Dr Evert Van de Poll continues exploring the meaning of Europe. This is a draft of the future reedition of his book ‘Europe and the Gospel’. For more drafts, click on the tag ‘Europe and Gospel’ below the article
A whole – the idea of ‘Europe’
A third meaning of Europe goes beyond its geographical meanings. It is a whole to which someone belongs, or not. Being ‘European’ in this sense, does not refer to a place but to a history, a series of political and economic facts, certain cultural traits, values and customs, certain languages, a certain way of living, and so on. In the often quoted words of historian Paul Valéry, written a century ago:
Europe, then, stands for a consciousness that underlies the feeling of belonging to a whole, despite the differences and the diverging character of the groups that make up this whole. ‘Europeans’ are people accepting to bear this name. They assume the characteristics that are associated with it, especially when faced with ‘others’ who are not considered to be Europeans.
This consciousness of belonging to a collective whole is called the idea of ‘Europe’ – in inverted commas. Further on in this book, we shall see that this idea has taken on different forms throughout history. At this juncture, it suffices to summarize it shortly. For this, we quote the French philosopher Remi Brague, who speaks of the concept of Europe, which is a ‘consciousness of belonging’.
A European is someone who is conscious of belonging to a whole. This does not mean that someone who does not have this conscience, and therefore is not European, is inferior. It simply means that one is not European in the cultural historical sense without wanting to be associated with certain things that are ‘European’ and without wanting it.

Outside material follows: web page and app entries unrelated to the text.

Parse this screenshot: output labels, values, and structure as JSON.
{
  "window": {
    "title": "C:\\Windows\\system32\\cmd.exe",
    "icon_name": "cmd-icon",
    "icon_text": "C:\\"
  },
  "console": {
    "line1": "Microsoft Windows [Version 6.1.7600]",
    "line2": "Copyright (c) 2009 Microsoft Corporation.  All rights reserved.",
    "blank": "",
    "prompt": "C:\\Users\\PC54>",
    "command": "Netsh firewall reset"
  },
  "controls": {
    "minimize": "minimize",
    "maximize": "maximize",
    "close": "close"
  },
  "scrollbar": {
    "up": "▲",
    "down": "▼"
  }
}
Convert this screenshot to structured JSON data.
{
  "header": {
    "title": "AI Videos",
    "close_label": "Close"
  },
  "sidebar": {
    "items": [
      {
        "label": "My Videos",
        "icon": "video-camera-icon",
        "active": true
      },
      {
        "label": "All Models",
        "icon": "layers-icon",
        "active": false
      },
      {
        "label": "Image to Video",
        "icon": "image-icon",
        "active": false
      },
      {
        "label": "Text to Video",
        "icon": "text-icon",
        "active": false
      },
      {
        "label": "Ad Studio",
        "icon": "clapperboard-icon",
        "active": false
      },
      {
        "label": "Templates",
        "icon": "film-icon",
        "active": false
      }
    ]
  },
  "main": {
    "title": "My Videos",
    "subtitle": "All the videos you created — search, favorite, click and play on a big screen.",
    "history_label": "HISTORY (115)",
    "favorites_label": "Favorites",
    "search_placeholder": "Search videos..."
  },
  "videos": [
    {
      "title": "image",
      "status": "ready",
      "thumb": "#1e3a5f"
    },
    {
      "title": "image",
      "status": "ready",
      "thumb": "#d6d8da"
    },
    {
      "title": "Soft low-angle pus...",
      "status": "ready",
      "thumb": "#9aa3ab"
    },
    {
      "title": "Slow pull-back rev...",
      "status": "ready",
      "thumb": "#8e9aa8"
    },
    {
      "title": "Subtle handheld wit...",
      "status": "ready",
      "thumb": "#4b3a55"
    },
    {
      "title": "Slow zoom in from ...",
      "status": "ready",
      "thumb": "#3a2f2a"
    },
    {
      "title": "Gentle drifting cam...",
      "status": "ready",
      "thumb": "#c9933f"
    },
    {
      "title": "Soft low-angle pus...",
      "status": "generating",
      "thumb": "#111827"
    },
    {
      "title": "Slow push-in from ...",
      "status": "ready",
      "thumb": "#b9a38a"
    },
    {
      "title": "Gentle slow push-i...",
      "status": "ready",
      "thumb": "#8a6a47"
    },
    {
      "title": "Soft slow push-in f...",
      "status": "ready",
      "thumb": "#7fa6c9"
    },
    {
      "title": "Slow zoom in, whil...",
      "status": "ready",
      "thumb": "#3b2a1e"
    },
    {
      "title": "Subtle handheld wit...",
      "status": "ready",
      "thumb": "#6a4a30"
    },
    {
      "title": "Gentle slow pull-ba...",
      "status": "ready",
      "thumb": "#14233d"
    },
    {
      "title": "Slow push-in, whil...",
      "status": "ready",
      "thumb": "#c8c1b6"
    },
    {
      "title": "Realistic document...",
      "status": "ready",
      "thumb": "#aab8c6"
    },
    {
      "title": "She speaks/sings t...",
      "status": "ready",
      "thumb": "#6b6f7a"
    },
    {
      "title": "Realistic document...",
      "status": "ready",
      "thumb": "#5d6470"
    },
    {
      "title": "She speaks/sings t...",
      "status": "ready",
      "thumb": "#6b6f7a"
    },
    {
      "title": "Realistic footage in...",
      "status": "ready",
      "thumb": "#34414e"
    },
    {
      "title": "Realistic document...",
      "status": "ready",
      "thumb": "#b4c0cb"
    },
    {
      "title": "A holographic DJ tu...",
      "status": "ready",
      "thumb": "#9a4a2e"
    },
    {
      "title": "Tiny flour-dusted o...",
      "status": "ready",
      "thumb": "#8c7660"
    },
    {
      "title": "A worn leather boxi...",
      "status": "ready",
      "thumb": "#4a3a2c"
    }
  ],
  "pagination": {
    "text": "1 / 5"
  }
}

Brague goes on to say that this feeling of belonging is not the same for everyone involved. ‘It is flexible, and it evolves over the course of time. For each region one can ask the question at what point in time and in what sense it has begun to consider itself as European.’ Surely, the answers will vary.
Nowadays, the same question can be asked with respect to immigrants from outside Europe and their children and grandchildren. At what stage do they, their children and their grandchildren become ‘part of’ Europe in a cultural sense? And in what manner? Will they have to assimilate to existing European manners? Or is it possible to belong to Europe while retaining a large measure of the original culture? How do others look on them? Such questions are delicate but unavoidable. Especially with respect to Muslims ‘in’ Europe. How will they become ‘part of’ the ongoing historical experience called Europe?
Inversely, one does not necessarily have to be in Europe, geographically, to be part of the whole called ‘Europe’. Many things are associated with this whole and therefore called ‘European’: classical music, dress, democracy, university education, science and technology, market economy, established Churches, cathedrals, human rights, social welfare. Of course, all these things are now also found in other parts of the world, but we call them ‘European’ because they originated there. people can belong to Europe in a cultural sense, even while living in another part of the world.
We should add that people outside the continent can do better than many Europeans in domains that were first developed on this continent: Japanese in modern technology, Koreans in classical music, Chinese in industry, Americans commerce, and so on.
An ideal – Europe is still (and always) a future
Here we come to a fourth meaning, Europe as an ideal to be realised. This ideal is based on the idea of Europe, the consciousness of belonging to a whole, but it goes beyond that by turning it into a dream of a united Europe, in which the people who belong to it actually work together in peace. Ever since there is a consciousness of ‘we Europeans’, there have been efforts to create a structure to bring them together, either in an institutional church or in an empire. These structures have never succeeded in uniting all the people of the continent, as Christendom was internally divided, and empires were caught in enmity and warfare. Even the present European Union, which is the most successful attempt of unity that we have witnessed so far, falls short of the ideal.
Nevertheless, the ideal is there. Europe in this sense is always ahead of us, always in the making. It is a dream that demands the courage to dream. It is an invitation to move beyond the deceptions of yesterday and the sobering reality of today.
The ideal of Europe does not lie in the past but in the future. We are constantly changing. We can certainly be inspired by the history of Europe, but reconstructing the past is not an option to consider, it is not even possible.
What does the ideal Europe exactly look like? Difficult to draw up a detailed future scenario, given the diversity of people, cultures, religious convictions and political persuasions. But one can image the contours: peace, reconciliation, economic collaboration, social justice, cultural exchange, to mention a few. The ideal is not simply wishful thinking, but rather an extrapolation of the roots of European societies. Apply them to the issues of today. Turn them into sources of inspiration. What has made this continent into what it is? What do we learn from our history? Only by remembering the past can we get a clearer picture of the future.
Evert van de Poll
Professor of Religious Science and Missiology at Evangelical Theological Faculty, Leuven and a pastor with the French Baptist Federation.
Picture: Public domain (www.flickr.com)
Paul Valéry, La crise de l’esprit, La Pléiade, 1919.
Remi Brague, La voie romaine, p. 13-14.